A simple linear regression model has the form
y = μ + βx + ε.
This means that the output variable y is a linear function of the input variable x, plus some error term ε that is randomly distributed.
There’s a common misunderstanding over whose error the error term is. A naive view is that the world really is linear, that
y = μ + βx
is some underlying Platonic reality, and that the only reason that we don’t measure exactly that linear part is that we as observers have made some sort of error, that the fault is the real world rather than in the model.
No, reality is what it is, and it’s our model that is in error. Some aspect of reality may indeed have a structure that is approximately linear (over some range, under some conditions), but when we truncate reality to only that linear approximation, we introduce some error. This error may be tolerable—and thankfully it often is—but the error is ours, not the world’s.
2 thoughts on “Understanding statistical error”
Amen. I tell my students, using my best Inigo Montoya voice, “Error. In statistics, that word does not mean what you think it means.” Then I explain that Unexplained Variation is a better term, and urge them to think of the Rumsfeldian interpretation of “unexplained.”
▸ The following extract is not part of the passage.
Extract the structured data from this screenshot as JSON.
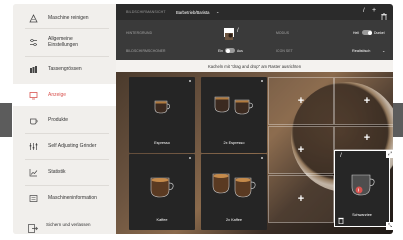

“Error”, as learned while a plebe at the United States Merchant Marine Academy in 1968 from “The American Practical Navigator”, current version:
I just thought I’d throw that in here, FWIW.